Ways of Seeing
Were they doing anything or not? Like so many live electronic-music performers, Plaid’s Ed Handley and Andy Turner left this question open to interpretation Thursday at Warsaw. Transfixed by their laptop screens, the presumably apple-shaped logos covered by a swath of tape, the London duo twitched nary a facial muscle during their hour-long set, focused on their respective touch-pads and the knobs on a mini-mixing console between them. A camera-equipped mobile robot resembling a desk lamp on the console periodically projected Turner’s twiddles onto the cinema-size screen behind them, and its wild remote-controlled gyrations were by far the most dramatic onstage motion. (At one point the robot-camera bumped Turner’s hand off a knob, but he neither smiled nor scowled.)

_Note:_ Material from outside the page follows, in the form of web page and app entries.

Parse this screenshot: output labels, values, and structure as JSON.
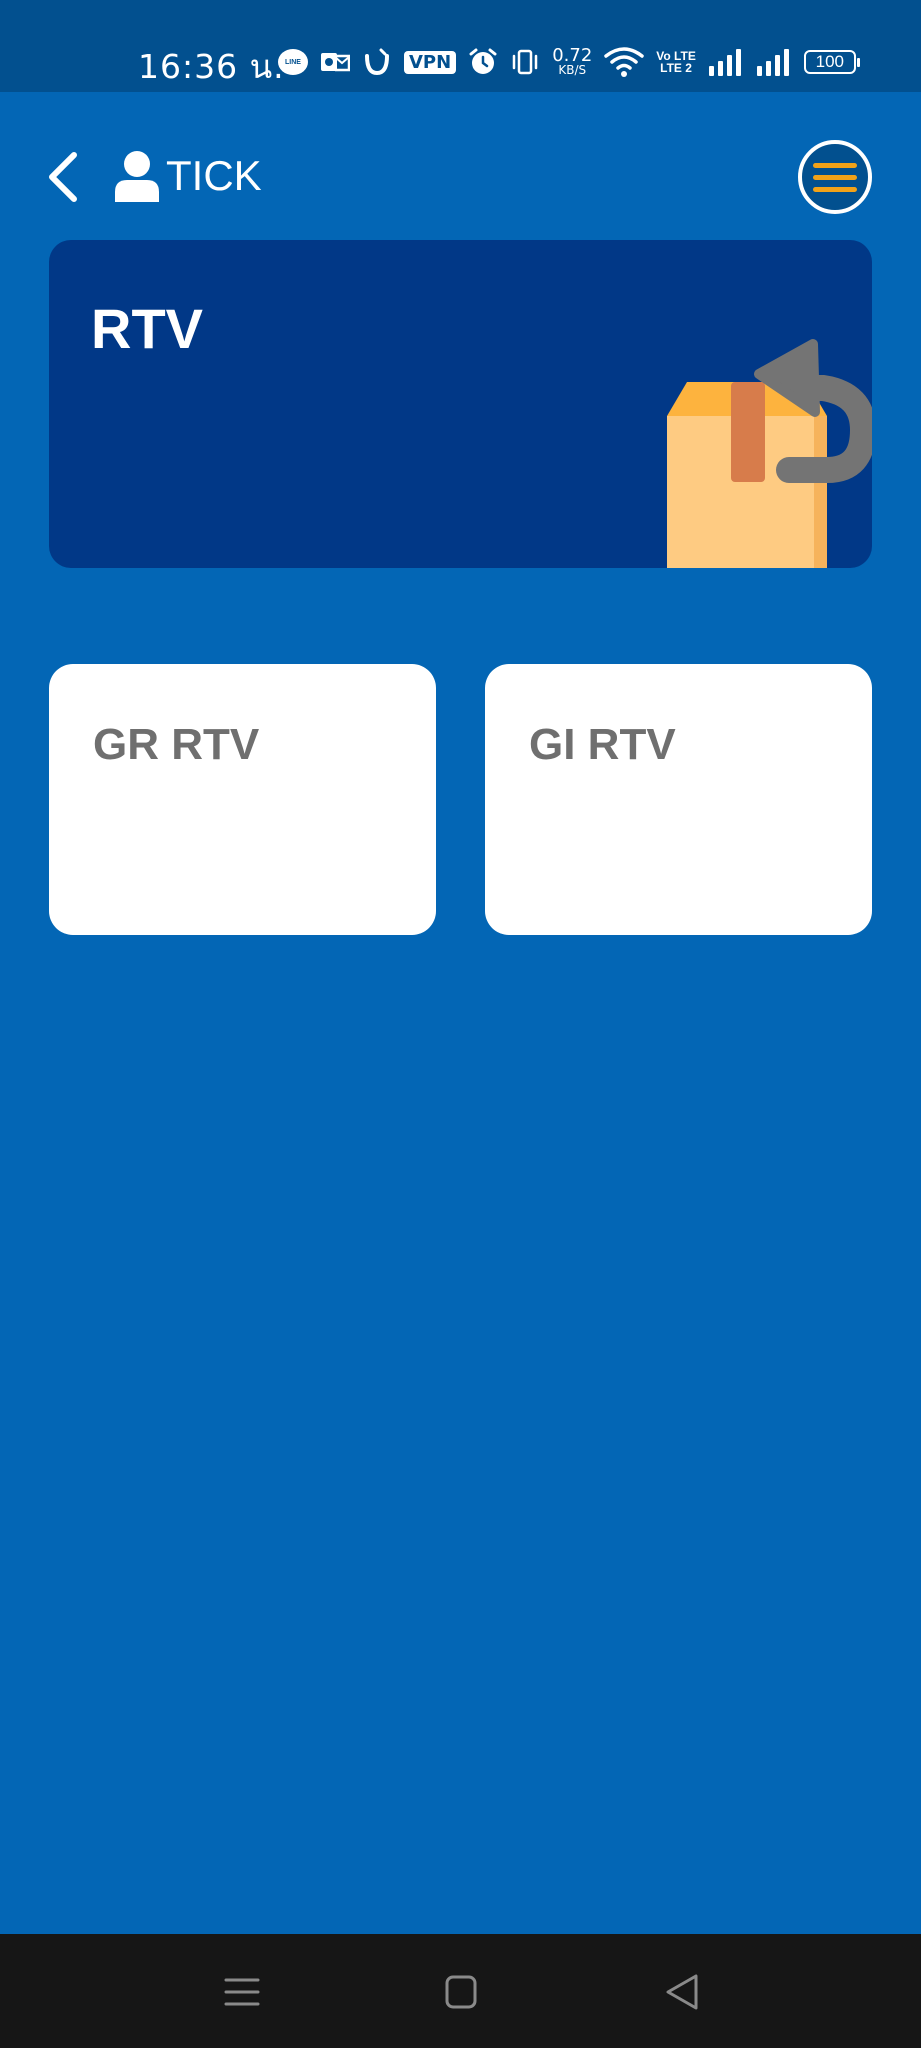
{
  "status_bar": {
    "time": "16:36 น.",
    "line_label": "LINE",
    "vpn_label": "VPN",
    "speed_value": "0.72",
    "speed_unit": "KB/S",
    "volte_top": "Vo LTE",
    "volte_bottom": "LTE 2",
    "battery": "100",
    "icons": [
      "line-icon",
      "outlook-icon",
      "app-icon",
      "vpn-icon",
      "alarm-icon",
      "vibrate-icon",
      "wifi-icon",
      "signal-icon",
      "signal-icon",
      "battery-icon"
    ]
  },
  "header": {
    "user_name": "TICK",
    "icons": {
      "back": "chevron-left-icon",
      "user": "user-icon",
      "menu": "hamburger-menu-icon"
    },
    "colors": {
      "menu_bars": "#f2a218"
    }
  },
  "banner": {
    "title": "RTV",
    "illustration": "return-box-icon",
    "background": "#013887"
  },
  "cards": [
    {
      "label": "GR RTV"
    },
    {
      "label": "GI RTV"
    }
  ],
  "nav_bar": {
    "icons": [
      "recents-icon",
      "home-icon",
      "back-triangle-icon"
    ]
  },
  "colors": {
    "page_background": "#0366b5",
    "status_bar_background": "#02508f",
    "card_text": "#6f6f6f"
  }
}
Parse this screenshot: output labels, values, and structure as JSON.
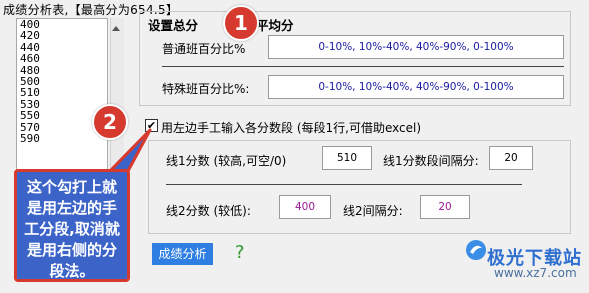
{
  "header": {
    "title": "成绩分析表,【最高分为654.5】"
  },
  "score_list": {
    "items": [
      "400",
      "420",
      "440",
      "460",
      "480",
      "500",
      "510",
      "530",
      "550",
      "570",
      "590"
    ]
  },
  "settings": {
    "title": "设置总分",
    "title_tail": "平均分",
    "normal_ratio_label": "普通班百分比%",
    "normal_ratio_value": "0-10%, 10%-40%, 40%-90%, 0-100%",
    "special_ratio_label": "特殊班百分比%:",
    "special_ratio_value": "0-10%, 10%-40%, 40%-90%, 0-100%"
  },
  "manual": {
    "checked": true,
    "check_mark": "✔",
    "label": "用左边手工输入各分数段 (每段1行,可借助excel)"
  },
  "lines": {
    "line1_label": "线1分数 (较高,可空/0)",
    "line1_score": "510",
    "interval1_label": "线1分数段间隔分:",
    "interval1_value": "20",
    "line2_label": "线2分数 (较低):",
    "line2_score": "400",
    "interval2_label": "线2间隔分:",
    "interval2_value": "20"
  },
  "actions": {
    "analyze_label": "成绩分析",
    "help_label": "?"
  },
  "annotations": {
    "marker1": "1",
    "marker2": "2",
    "callout_text": "这个勾打上就是用左边的手工分段,取消就是用右侧的分段法。"
  },
  "watermark": {
    "brand": "极光下载站",
    "url": "www.xz7.com"
  },
  "colors": {
    "accent": "#2f7ee2",
    "marker": "#d63a2f",
    "callout_bg": "#3c64c8",
    "help": "#2e9b2e"
  }
}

By the end of Plaid’s second ambient “song” (no mix-CD-style continuum here), the mostly stationary audience of 1000 got the picture and fixed its gaze upon the plethora of onscreen visual stimuli (created by Zbigniew “Bob” Jaroc), which ranged from a spinning disco ball juxtaposed with lush plants to sinister Bush/Gore-debate freezes to a psychiatric exam in English and Japanese (including the question “Does your life seem vague or unreal to you?”). Each song had its conceptual-video counterpart, which often made the show more of a home theater than a Plaid performance, and the intensity of the images suggested a search for rational meaning—a curious complement to sounds so pleasantly devoid of it. (A Plaid DVD is forthcoming next year.)
In an IDM world of geometry students, Handley and Turner are the abstract mathematicians, existing in a techno Flatland few can even comprehend. Their hypnotic melodics coupled majestically with matrices of beats that chugged, skittered, or simply evaporated. The set opened in a pastoral mood cast in rueful analog tones, grew taut with the addition of sub-bass five tracks in (people started dancing at that point), and climaxed with a double-time electro rhythm you could either really move to or really think hard about. The encore harkened back to Plaid predecessor Black Dog and their primordial-acid days, with 303 stabs ablaze and early-rave rawness on its sleeve. For music to close your eyes to, there was a lot to look at. —Eric Demby
Once upon a time in England, Roy Wood cochaired a band called the Move that had many hit singles. The Move’s sound was so idiosyncratic that such classificatory stabs as “in thrall to the Beatles,” “classy bubblegum psychedelica,” and “from soul covers to West Coast sound” are only misleading—they were heavier and progger than any of that. In 1971, they mutated into the Electric Light Orchestra, which Wood soon left to Jeff Lynne, splitting off to score many more hit singles under his own name and with a band called Wizzard. None of these hits made the slightest commercial dent in the U.S., and by the late ’70s, Wood had sunk from view, recording rarely. So when he played his first New York shows in 28 years at the Village Underground March 14 through 17, it was hard to predict the response. But Sunday night, at least, he sure got one.
Never at any gig have I encountered such a concentration of men over 40 with beards and long hair. Especially notable were a gaunt, hirsute Mutt and Jeff with great glowing eyes and no trace of gray who looked like they’d just taken the Leprechaun bus down from Sleepy Hollow. Was this a crowd chock-full of old Anglophiles? Old record collectors? Old hippies? Who knew? And when Wood mounted the stage in his long military coat, he fit right in. At 55, his dark hair highlighted with neon extensions, he looked around 40. His powerful voice had lost neither high end nor low, and although he played mostly guitar, he demonstrated his multi-instrumental renown by lugging out the bagpipes for “Are You Ready to Rock,” one of many numbers no one sang along to despite repeated encouragement. After one such shortfall, he drank some amber-colored liquid: “For medicinal purposes—that’s my specimen from last night.”
In Britain, clearly, Wood is proud to be an oldies act. In the U.S., he was what he’d always been—a complete weirdo. This effect was augmented by a band Wood called the Thunderbirds, consisting of Climax Blues bass and drums; “the Naylor Twins” on keybs, tambourine, vocals, illustrative jitterbug, and “Rescue Me” interlude; and eight count-’em eight horn players, seven count-’em seven of them female. Shifted for current purposes in the soul covers direction, the music was no better than the old and new songs, which never got better than the opening “California Man.” But the event as a whole was one of those serendipitous, certain-to-be-forgotten miracles of pop culture, which has so many more nooks and crannies than any gatekeeper can imagine, keep up with, or, blessedly, control. —Robert Christgau